Instead of choosing Attach VHD, click on Create VHD. This will bring up a window where you can specify the size of the VHD file, the format and the location.
I recommend choosing the VHDX file format since it is less prone to corruption and can support larger disk sizes. If you choose VHD file format, it will recommend Fixed size. If you go with VHDX, it will recommend Dynamically expanding. I would leave those settings with the recommended options. Make sure to type in a value for the size of your virtual disk. You can change it to GB or TB if you like using the drop down.
Now in Disk Management, you will see another disk (Disk 2 in my case) that says Not Initialized and Unallocated. In the grey section for the new virtual disk, right-click and choose Initialize Disk.
Next, you’ll have to pick whether you want to use MBR or GPT. For a full explanation of each partition format, check out this post by HTG. For compatibility with versions of Windows older than Vista, choose MBR. For newer features and bigger hard disks, use GPT.
Now right-click in the white area that says Unallocated and choose New Simple Volume. This will bring up the new volume wizard. First, you have to choose the size of the new volume. It doesn’t have to be the full size of the unallocated space. You can create multiple partitions if your VHD is larger.
Click Next and choose a drive letter to assign to the partition.
Lastly, choose how you want to format the drive. By default, it is set to NTFS, but you can also choose FAT32 if you like. I recommend sticking with NTFS if you are using the virtual hard drive to backup files from your computer.
Click Next and Finish and you’re done. Now the drive should show up as healthy in Disk Management.

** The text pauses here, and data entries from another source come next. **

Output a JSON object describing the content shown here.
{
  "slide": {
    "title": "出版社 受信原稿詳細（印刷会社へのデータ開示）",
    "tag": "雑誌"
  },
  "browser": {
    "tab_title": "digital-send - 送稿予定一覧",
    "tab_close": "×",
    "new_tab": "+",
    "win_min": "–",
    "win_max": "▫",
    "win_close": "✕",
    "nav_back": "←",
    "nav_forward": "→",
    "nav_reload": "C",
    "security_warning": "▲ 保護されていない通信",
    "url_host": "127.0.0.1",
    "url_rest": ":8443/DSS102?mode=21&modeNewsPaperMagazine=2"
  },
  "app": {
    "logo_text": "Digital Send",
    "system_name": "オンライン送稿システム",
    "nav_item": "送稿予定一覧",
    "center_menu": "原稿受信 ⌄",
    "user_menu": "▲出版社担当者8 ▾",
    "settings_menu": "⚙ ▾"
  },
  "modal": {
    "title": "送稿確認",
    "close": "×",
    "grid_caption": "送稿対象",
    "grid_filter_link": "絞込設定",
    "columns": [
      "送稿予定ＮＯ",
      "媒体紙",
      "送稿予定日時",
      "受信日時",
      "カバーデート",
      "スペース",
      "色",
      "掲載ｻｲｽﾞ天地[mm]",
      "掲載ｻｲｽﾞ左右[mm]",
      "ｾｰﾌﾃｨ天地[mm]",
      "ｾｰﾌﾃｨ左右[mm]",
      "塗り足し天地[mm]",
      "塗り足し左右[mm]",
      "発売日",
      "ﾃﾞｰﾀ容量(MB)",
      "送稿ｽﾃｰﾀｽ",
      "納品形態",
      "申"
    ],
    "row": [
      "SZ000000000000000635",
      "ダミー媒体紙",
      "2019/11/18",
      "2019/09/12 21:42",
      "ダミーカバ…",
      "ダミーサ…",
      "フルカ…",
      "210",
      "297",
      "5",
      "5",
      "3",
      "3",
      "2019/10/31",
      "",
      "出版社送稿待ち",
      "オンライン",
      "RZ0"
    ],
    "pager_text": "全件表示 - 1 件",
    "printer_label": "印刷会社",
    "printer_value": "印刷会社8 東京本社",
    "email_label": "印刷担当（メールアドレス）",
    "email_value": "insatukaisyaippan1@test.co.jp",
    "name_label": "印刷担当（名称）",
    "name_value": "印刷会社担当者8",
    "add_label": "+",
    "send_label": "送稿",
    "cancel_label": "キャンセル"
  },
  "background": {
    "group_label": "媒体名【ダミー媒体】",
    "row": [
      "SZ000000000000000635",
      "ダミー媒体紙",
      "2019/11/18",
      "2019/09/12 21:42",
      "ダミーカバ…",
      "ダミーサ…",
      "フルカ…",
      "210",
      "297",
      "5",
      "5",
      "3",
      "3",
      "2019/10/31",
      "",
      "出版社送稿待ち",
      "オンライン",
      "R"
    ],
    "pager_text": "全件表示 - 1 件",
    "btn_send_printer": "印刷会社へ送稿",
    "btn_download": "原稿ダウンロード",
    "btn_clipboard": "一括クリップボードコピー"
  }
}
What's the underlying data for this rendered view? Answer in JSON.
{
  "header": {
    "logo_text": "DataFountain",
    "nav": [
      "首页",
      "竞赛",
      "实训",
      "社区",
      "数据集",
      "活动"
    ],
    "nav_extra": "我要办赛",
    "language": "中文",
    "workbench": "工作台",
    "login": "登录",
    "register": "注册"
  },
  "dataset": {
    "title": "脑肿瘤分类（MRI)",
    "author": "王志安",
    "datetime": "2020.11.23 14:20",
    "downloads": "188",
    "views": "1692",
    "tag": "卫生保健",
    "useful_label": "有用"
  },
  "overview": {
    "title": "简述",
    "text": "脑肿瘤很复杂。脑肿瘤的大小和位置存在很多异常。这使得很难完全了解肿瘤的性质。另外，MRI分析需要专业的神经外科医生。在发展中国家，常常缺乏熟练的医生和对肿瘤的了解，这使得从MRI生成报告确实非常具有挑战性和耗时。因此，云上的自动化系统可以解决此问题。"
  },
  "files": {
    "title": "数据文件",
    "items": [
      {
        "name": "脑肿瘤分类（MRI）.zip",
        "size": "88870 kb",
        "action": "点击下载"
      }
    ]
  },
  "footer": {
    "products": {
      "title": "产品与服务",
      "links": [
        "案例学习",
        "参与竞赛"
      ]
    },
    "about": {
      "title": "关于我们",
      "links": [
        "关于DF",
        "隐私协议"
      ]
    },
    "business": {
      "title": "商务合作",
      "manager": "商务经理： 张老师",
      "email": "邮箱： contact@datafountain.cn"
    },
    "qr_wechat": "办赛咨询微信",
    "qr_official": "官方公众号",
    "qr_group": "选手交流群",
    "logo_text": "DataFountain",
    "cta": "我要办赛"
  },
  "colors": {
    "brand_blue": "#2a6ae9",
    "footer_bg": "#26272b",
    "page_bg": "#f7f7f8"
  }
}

Now you can simply copy data to the drive normally and then detach the VHD when you are done. It’s not the only way or necessarily the best way to backup your computer, but it works well and it doesn’t require any third-party tools. If you have any questions, feel free to comment. Enjoy!